Items listed in a dataset
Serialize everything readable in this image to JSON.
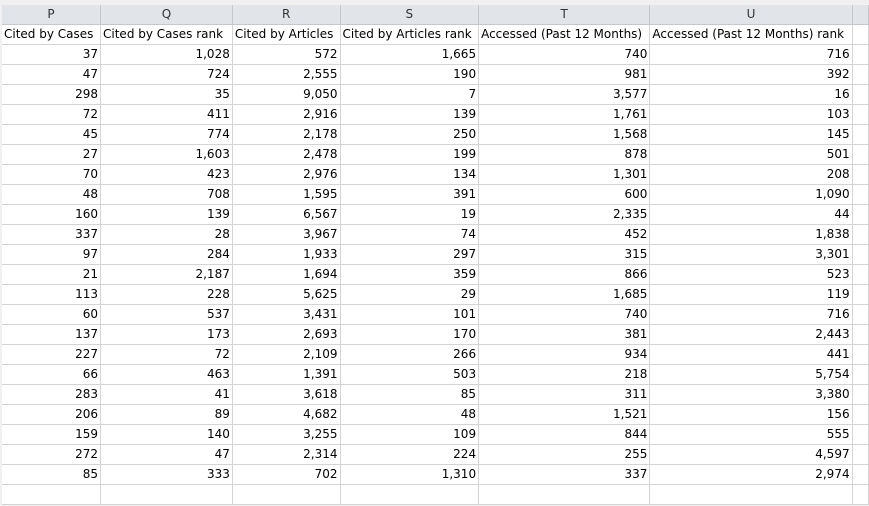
{
  "columns": [
    {
      "letter": "P",
      "header": "Cited by Cases"
    },
    {
      "letter": "Q",
      "header": "Cited by Cases rank"
    },
    {
      "letter": "R",
      "header": "Cited by Articles"
    },
    {
      "letter": "S",
      "header": "Cited by Articles rank"
    },
    {
      "letter": "T",
      "header": "Accessed (Past 12 Months)"
    },
    {
      "letter": "U",
      "header": "Accessed (Past 12 Months) rank"
    }
  ],
  "rows": [
    [
      "37",
      "1,028",
      "572",
      "1,665",
      "740",
      "716"
    ],
    [
      "47",
      "724",
      "2,555",
      "190",
      "981",
      "392"
    ],
    [
      "298",
      "35",
      "9,050",
      "7",
      "3,577",
      "16"
    ],
    [
      "72",
      "411",
      "2,916",
      "139",
      "1,761",
      "103"
    ],
    [
      "45",
      "774",
      "2,178",
      "250",
      "1,568",
      "145"
    ],
    [
      "27",
      "1,603",
      "2,478",
      "199",
      "878",
      "501"
    ],
    [
      "70",
      "423",
      "2,976",
      "134",
      "1,301",
      "208"
    ],
    [
      "48",
      "708",
      "1,595",
      "391",
      "600",
      "1,090"
    ],
    [
      "160",
      "139",
      "6,567",
      "19",
      "2,335",
      "44"
    ],
    [
      "337",
      "28",
      "3,967",
      "74",
      "452",
      "1,838"
    ],
    [
      "97",
      "284",
      "1,933",
      "297",
      "315",
      "3,301"
    ],
    [
      "21",
      "2,187",
      "1,694",
      "359",
      "866",
      "523"
    ],
    [
      "113",
      "228",
      "5,625",
      "29",
      "1,685",
      "119"
    ],
    [
      "60",
      "537",
      "3,431",
      "101",
      "740",
      "716"
    ],
    [
      "137",
      "173",
      "2,693",
      "170",
      "381",
      "2,443"
    ],
    [
      "227",
      "72",
      "2,109",
      "266",
      "934",
      "441"
    ],
    [
      "66",
      "463",
      "1,391",
      "503",
      "218",
      "5,754"
    ],
    [
      "283",
      "41",
      "3,618",
      "85",
      "311",
      "3,380"
    ],
    [
      "206",
      "89",
      "4,682",
      "48",
      "1,521",
      "156"
    ],
    [
      "159",
      "140",
      "3,255",
      "109",
      "844",
      "555"
    ],
    [
      "272",
      "47",
      "2,314",
      "224",
      "255",
      "4,597"
    ],
    [
      "85",
      "333",
      "702",
      "1,310",
      "337",
      "2,974"
    ]
  ]
}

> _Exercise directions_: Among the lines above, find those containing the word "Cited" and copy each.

> _Answer space_:
      "header": "Cited by Cases"
      "header": "Cited by Cases rank"
      "header": "Cited by Articles"
      "header": "Cited by Articles rank"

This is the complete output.